Jack Daniel’s Old No. 7 is a legendary Tennessee whiskey. That’s right, whiskey, not a bourbon. They filter the spirit through 10 feet of sugar maple charcoal, which gives it a mellow yet slightly smoky character. That is why Jack Daniel calls its product Tennessee whiskey.
Jack Daniel’s Old No. 7 is iconic especially in the rock n’ roll community. Musicians like Slash from Guns ‘N’ Roses and the late Motörhead frontman “Lemmy” Kilmister have helped JD achieve its image as a whiskey for rockers. Which it actually is because of its harsh palate. My first JD experience came as a teenager, because I’d seen my favorite guitarist (Slash) hold a bottle of Jack so many times. Eventually I got to taste this Tennessee whiskey, just to discover that this is no dram for inexperienced drinker. Did you know that you can call Jack and Coke Lemmy nowadays?

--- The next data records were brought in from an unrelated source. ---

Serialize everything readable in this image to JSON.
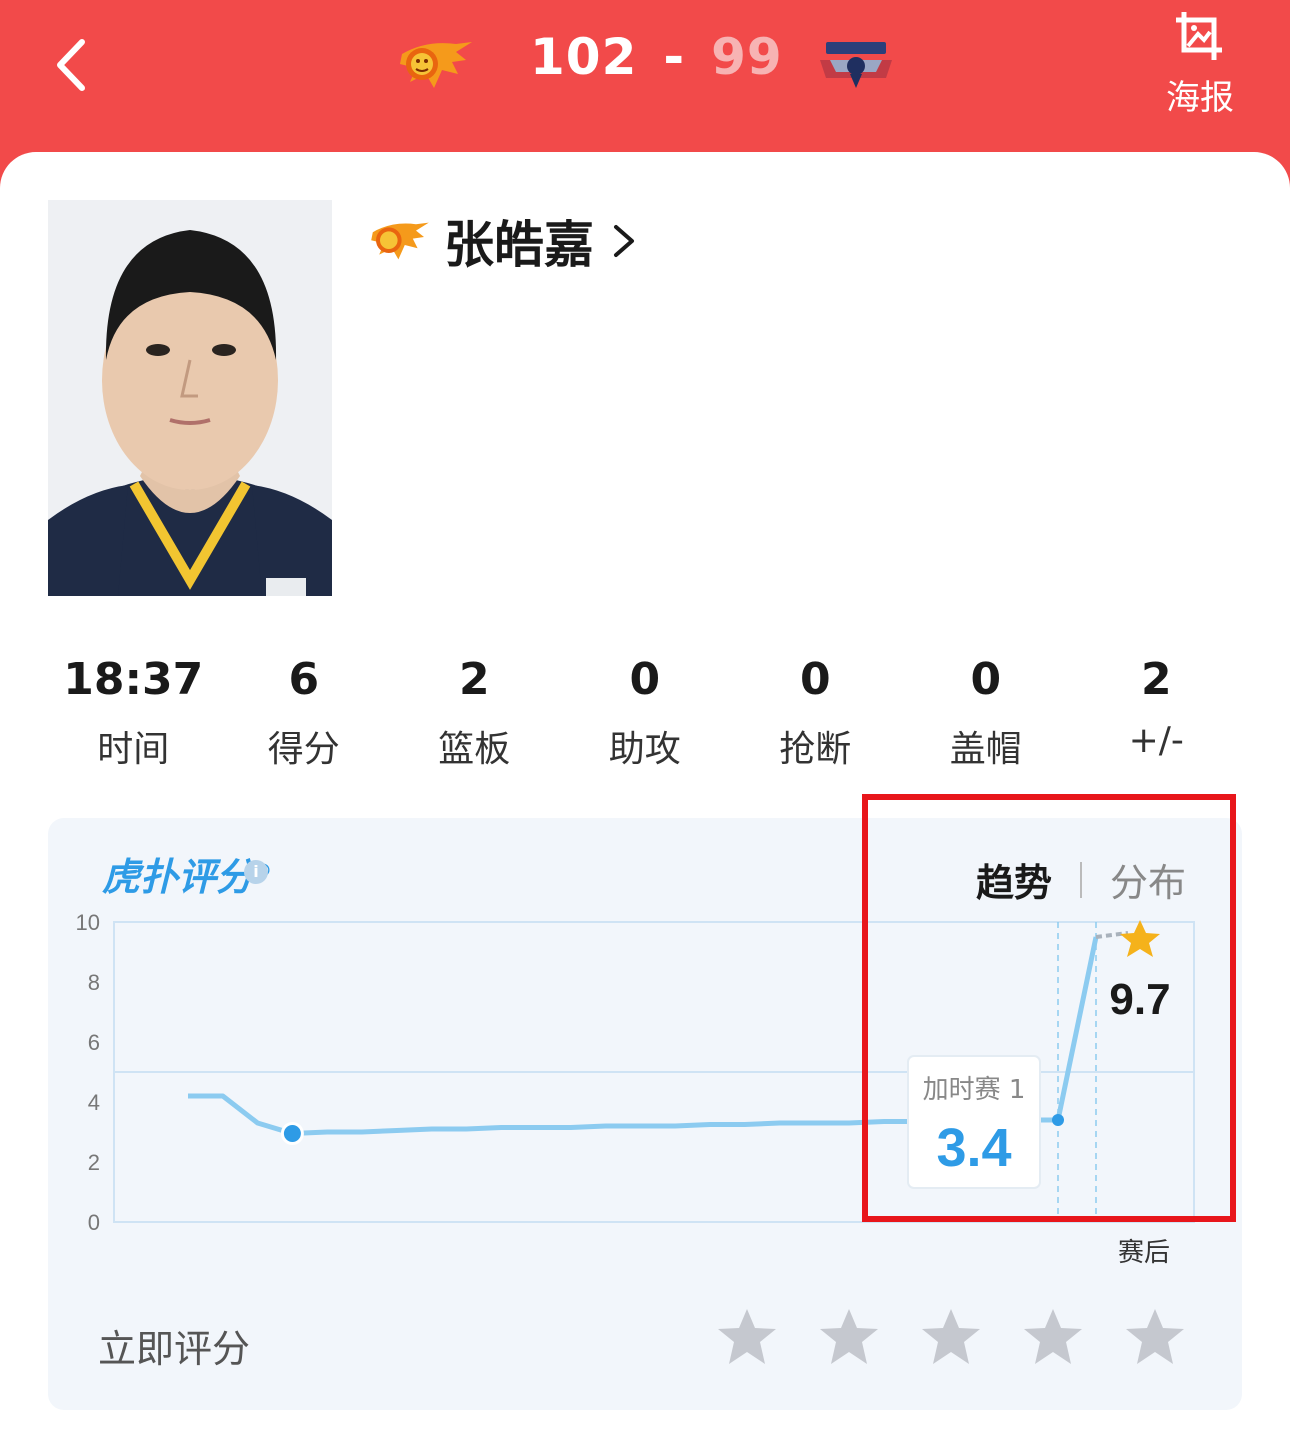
{
  "header": {
    "home_score": "102",
    "separator": "-",
    "away_score": "99",
    "poster_label": "海报",
    "colors": {
      "bg": "#f24a4a",
      "away_score": "#f7b3b3"
    }
  },
  "player": {
    "name": "张皓嘉"
  },
  "stats": [
    {
      "value": "18:37",
      "label": "时间"
    },
    {
      "value": "6",
      "label": "得分"
    },
    {
      "value": "2",
      "label": "篮板"
    },
    {
      "value": "0",
      "label": "助攻"
    },
    {
      "value": "0",
      "label": "抢断"
    },
    {
      "value": "0",
      "label": "盖帽"
    },
    {
      "value": "2",
      "label": "+/-"
    }
  ],
  "rating": {
    "brand": "虎扑评分",
    "registered": "®",
    "tabs": {
      "trend": "趋势",
      "distribution": "分布"
    },
    "rate_now": "立即评分",
    "stars_count": 5
  },
  "chart_data": {
    "type": "line",
    "ylim": [
      0,
      10
    ],
    "yticks": [
      "0",
      "2",
      "4",
      "6",
      "8",
      "10"
    ],
    "reference_line": 5,
    "x": [
      1,
      2,
      3,
      4,
      5,
      6,
      7,
      8,
      9,
      10,
      11,
      12,
      13,
      14,
      15,
      16,
      17,
      18,
      19,
      20,
      21,
      22,
      23,
      24,
      25,
      26,
      27
    ],
    "values": [
      4.2,
      4.2,
      3.3,
      2.95,
      3.0,
      3.0,
      3.05,
      3.1,
      3.1,
      3.15,
      3.15,
      3.15,
      3.2,
      3.2,
      3.2,
      3.25,
      3.25,
      3.3,
      3.3,
      3.3,
      3.35,
      3.35,
      3.35,
      3.4,
      3.4,
      3.4,
      9.5
    ],
    "highlight_point": {
      "x": 4,
      "y": 2.95
    },
    "tooltip": {
      "label": "加时赛 1",
      "value": "3.4"
    },
    "final": {
      "value": "9.7",
      "label": "赛后"
    },
    "colors": {
      "line": "#8ccbf0",
      "point": "#2e9be6",
      "grid": "#cfe3f4",
      "star": "#f5b21b"
    }
  }
}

Little bit about the skyrocketing success of Jack Daniel’s whiskey: in 1942 a supply shortage made Old No. 7 hard to find, which made high demand. In 1944 during WWII built a peak, so that the distillery had to cease production for getting resources.
1947 marks as very important year for the brand. That’s when Jackie Gleason introduced Frank Sinatra to Jack Daniel’s Tennessee Whiskey in a New York City bar. This start of a new friendship between Frank and Jack lifted the brand to a whole new level. Sinatra helped the brand to rise into a household name – top selling American whiskey in the world. Jack Daniel’s has made more than one special edition in honor of Ol’ Blue Eyes, Sinatra Select is the latest.
Frank used to order his favorite drink “Daniel’s, on the rocks”. It wasn’t “Jack” back then. And you had to pour two fingers of Jack Daniel’s over the ice. Here’s Frank’s daughter Tina talking about his dad and Jack Daniel’s:
Jack Daniel’s mash bill recipe consists of 80% corn, 12% barley and 8% rye. The low percentage of rye sounds amazing, because JD feels like a high rye mash bill whiskey. Jack Daniel’s 7 is very sturdy, it’s quite spicy and warming, resembling rye whiskies a bit.
I can’t think of anything else than the movie Strictly Sinatra. It pops into my head while sipping JD No. 7. Although I like to drink my whiskies neat, not the way Sinatra did. Maybe just a few drops of water. I’m not going to lie, I still don’t like this whiskey too much. I’m a big fan of Sinatra, but it still doesn’t help me to fall in love for this drink. I do believe that once in a while you have to try the things you don’t like that much. To help you appreciate the better stuff even more. That’s how you feel more alive. I know this sounds crazy but that’s why I love and hate Jack Daniel’s Old No. 7!
I have to admit Old No. 7 isn’t as bad as I recalled. It’s been a while since I last tried it. And the bad experiences as a teenager still haunted me. Luckily my palate has become accustomed to bold or even harsh flavors. Jack Daniel’s is still a heavy character, which I give credit to them achieving it with only 40% ABV. But it doesn’t feel as harsh as it used to feel, when first experiencing it as a teenager. My love for sturdy rye whiskies probably helps me understand this Tennessee dram. What I don’t understand is the low rye percentage in Jack’s recipe. How can it taste so bold without heavy rye influence?